The use of the media to soften up the public, the shareholders and the employees in advance of bad financial results is a well established PR technique. In the case of the Qantas full year results, due 28 August, the informed speculation season is open!
However, this curtain raiser (or dropper) in the Fairfax press has its peculiarities.
It reports on consideration being given to splitting the domestic and international operations of Qantas, the risk of a total loss of more than one billion for the year to 30 June, and the umpteenth recycling by presumably briefed analysts of the full or partial sale of the Jetstar franchise or the frequent flyer program.
Qantas embarked on a doing the splits operation with much braying and posturing by management more than two years ago, as shown in this now embarrassing report.
Since then and after an undisclosed spend put in other quarters as being more than $100 million the plan was variously abandoned, postponed and ignored.
The exact purpose of the pre-financial results leaks is unclear. If they cause the media to review all of the past statements and policy initiatives of the management of the company under group CEO Alan Joyce and chair Leigh Clifford the exercise will surely have unintended consequences.
There is not a single material announcement that has amounted to anything real in a six year period in which the company has stopped paying dividends, trashed its share price, given away routes to Emirates, the largest of all soverign owned carriers, and ceded market share and been stripped of its investment grade unsecured debt credit ratings.
Despite all the rhetoric Qantas has not made a single accurate call about its overseas Jetstar franchise, and the load factors it is reporting for Jetstar domestic are incompatible with running a successful low cost carrier operation.

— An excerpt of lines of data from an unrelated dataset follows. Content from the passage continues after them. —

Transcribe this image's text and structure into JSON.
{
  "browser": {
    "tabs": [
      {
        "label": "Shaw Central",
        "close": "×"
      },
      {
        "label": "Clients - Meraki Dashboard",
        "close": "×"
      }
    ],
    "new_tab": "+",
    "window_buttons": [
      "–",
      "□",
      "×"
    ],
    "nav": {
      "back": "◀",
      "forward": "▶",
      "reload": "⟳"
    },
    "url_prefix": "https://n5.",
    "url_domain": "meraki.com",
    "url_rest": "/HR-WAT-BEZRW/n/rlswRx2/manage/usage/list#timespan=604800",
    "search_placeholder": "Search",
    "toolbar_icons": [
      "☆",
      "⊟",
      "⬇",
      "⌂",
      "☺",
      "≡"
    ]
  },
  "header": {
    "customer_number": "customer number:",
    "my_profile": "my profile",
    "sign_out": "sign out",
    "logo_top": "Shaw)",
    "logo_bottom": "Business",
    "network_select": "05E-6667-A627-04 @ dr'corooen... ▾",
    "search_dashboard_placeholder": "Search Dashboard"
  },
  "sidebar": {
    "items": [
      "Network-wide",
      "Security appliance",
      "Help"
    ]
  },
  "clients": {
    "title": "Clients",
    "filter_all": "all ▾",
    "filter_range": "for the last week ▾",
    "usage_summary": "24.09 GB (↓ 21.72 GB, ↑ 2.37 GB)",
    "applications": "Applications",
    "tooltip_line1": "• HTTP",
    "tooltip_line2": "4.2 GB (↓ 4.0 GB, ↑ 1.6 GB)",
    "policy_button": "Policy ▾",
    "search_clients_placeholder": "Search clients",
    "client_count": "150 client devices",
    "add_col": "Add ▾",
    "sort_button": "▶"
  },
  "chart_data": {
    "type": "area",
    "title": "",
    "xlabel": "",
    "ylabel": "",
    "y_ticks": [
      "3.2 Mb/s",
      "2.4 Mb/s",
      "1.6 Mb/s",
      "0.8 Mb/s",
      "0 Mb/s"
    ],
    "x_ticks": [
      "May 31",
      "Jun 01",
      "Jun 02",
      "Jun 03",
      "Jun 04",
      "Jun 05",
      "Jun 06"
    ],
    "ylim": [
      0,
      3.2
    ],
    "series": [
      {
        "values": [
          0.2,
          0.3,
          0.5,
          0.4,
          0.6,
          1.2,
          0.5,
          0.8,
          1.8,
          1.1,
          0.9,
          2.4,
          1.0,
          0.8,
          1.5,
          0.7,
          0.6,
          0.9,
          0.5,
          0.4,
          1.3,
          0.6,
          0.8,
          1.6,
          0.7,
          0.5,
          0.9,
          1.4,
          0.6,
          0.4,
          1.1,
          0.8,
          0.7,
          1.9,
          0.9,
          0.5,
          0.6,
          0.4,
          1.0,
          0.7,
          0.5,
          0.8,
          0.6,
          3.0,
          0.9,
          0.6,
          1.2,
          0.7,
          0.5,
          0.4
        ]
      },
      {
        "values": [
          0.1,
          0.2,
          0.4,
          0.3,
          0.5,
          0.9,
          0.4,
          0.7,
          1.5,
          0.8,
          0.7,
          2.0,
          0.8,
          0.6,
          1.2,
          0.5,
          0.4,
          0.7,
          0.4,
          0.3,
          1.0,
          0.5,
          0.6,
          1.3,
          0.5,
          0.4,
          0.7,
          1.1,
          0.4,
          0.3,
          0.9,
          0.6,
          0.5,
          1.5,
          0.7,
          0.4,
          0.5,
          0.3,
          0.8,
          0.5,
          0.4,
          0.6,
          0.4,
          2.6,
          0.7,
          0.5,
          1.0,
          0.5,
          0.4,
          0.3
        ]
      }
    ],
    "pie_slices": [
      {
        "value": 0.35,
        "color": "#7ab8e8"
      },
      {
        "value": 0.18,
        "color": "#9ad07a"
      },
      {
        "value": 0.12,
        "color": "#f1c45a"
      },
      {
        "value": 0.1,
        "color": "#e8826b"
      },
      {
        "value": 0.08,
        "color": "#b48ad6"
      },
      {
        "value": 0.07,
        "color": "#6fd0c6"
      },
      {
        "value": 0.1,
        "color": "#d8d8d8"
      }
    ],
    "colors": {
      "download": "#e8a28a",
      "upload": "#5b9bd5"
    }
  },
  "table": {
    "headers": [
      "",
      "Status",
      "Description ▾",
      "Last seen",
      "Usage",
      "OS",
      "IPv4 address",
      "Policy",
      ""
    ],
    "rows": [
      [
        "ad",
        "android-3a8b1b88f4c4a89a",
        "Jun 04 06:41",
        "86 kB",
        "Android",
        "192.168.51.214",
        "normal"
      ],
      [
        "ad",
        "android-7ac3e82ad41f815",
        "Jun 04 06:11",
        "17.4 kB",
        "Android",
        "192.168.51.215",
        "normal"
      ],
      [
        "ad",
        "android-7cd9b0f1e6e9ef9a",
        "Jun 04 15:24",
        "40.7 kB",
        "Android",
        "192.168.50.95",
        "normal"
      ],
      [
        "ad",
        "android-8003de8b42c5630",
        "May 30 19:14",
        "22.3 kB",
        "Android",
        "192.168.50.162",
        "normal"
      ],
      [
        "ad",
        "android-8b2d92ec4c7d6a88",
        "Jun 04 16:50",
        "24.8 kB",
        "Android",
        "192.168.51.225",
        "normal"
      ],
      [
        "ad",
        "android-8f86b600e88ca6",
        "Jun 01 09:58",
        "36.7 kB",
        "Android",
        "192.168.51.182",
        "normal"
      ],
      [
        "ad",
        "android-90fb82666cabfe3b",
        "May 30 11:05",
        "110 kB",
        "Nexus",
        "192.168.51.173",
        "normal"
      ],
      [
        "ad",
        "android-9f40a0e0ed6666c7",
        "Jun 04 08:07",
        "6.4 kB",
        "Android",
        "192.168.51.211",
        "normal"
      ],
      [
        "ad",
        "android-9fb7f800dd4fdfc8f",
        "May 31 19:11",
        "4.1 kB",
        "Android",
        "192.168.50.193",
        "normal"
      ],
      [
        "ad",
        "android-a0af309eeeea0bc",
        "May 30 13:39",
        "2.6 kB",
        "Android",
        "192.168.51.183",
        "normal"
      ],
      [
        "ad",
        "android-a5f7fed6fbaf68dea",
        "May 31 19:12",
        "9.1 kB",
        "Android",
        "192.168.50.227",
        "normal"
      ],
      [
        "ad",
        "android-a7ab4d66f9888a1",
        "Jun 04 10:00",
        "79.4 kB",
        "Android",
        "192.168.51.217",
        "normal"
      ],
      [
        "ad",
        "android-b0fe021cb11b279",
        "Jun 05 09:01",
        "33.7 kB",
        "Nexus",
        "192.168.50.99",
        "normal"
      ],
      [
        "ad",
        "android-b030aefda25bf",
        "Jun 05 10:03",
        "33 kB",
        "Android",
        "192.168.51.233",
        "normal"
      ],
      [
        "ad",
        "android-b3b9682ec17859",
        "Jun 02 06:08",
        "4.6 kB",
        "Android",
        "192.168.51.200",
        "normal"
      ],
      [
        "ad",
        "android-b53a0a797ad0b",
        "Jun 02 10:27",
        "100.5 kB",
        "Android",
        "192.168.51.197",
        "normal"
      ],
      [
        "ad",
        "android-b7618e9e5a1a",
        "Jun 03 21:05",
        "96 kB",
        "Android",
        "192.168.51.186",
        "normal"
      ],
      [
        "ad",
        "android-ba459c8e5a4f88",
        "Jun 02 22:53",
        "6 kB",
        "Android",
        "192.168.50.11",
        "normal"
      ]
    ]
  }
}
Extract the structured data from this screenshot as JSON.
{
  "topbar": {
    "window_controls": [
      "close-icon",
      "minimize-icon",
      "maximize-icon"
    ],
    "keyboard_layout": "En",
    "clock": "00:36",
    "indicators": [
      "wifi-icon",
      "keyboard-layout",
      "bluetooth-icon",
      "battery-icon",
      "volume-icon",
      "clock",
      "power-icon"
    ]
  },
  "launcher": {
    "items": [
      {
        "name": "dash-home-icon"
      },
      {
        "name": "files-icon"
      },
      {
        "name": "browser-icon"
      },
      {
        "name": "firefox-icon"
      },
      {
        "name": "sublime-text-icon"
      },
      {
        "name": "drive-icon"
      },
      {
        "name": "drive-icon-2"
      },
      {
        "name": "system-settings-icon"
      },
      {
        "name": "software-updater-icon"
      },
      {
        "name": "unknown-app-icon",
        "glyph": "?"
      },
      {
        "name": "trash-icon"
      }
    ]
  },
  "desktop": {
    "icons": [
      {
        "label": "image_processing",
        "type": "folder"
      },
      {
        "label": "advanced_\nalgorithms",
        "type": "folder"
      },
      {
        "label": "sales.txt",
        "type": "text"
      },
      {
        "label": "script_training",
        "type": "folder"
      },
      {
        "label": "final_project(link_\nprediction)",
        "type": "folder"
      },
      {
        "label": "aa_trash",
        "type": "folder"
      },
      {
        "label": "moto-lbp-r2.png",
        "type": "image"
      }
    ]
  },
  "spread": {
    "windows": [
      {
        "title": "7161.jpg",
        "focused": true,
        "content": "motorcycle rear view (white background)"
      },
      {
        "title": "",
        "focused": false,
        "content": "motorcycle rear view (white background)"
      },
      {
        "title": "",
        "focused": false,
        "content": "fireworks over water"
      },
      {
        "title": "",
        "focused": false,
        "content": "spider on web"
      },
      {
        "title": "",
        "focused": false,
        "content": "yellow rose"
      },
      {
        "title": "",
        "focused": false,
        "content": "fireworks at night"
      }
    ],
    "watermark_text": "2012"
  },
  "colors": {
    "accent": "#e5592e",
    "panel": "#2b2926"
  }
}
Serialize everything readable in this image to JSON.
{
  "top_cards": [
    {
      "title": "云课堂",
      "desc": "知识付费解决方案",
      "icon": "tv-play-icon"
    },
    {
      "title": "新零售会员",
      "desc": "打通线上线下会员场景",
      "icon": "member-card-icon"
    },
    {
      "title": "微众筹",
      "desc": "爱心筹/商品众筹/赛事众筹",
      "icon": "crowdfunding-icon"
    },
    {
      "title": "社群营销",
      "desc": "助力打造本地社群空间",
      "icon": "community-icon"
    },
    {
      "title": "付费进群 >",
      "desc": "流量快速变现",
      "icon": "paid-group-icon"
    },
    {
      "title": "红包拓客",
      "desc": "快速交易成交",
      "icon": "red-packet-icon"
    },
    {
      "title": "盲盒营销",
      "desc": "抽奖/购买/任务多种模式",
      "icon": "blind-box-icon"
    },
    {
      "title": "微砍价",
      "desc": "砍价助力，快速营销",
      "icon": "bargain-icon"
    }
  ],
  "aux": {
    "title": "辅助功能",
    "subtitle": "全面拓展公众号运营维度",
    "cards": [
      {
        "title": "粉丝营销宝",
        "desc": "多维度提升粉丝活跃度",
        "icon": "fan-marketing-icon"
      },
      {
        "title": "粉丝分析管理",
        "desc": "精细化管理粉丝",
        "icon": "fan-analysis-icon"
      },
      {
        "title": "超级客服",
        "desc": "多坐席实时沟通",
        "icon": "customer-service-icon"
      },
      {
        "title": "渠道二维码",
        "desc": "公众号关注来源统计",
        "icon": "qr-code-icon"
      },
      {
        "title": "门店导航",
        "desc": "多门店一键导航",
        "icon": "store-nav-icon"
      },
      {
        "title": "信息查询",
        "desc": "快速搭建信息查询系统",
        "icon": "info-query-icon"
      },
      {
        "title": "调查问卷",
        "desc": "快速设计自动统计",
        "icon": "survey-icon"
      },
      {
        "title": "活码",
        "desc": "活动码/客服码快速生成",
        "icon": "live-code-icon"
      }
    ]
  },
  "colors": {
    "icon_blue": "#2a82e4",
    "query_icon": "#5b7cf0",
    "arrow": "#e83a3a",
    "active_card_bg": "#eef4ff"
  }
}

According to Qantas guidance, Jetstar is no longer expanding. It is “growing within its own footprint” and parked idle A320s ordered for Jetstar are “operational spares”.
The low cost premium single aisle Qantas controlled Asia based enterprise often referred to as Red Q didn’t materialise.
The Fairfax story coincides with the private circulation of an unfavourable Credit Suisse note about the Jetstar in Asia franchises whose authenticity cannot be verified at this hour. As an editorial policy, proprietary financial analysis is not referenced in any detail unless specific permission to use it has been granted.
At this stage, stories that appear to come from inside Qantas about what is going in advance of the full financial year results disclosure look like pushing stuff uphill.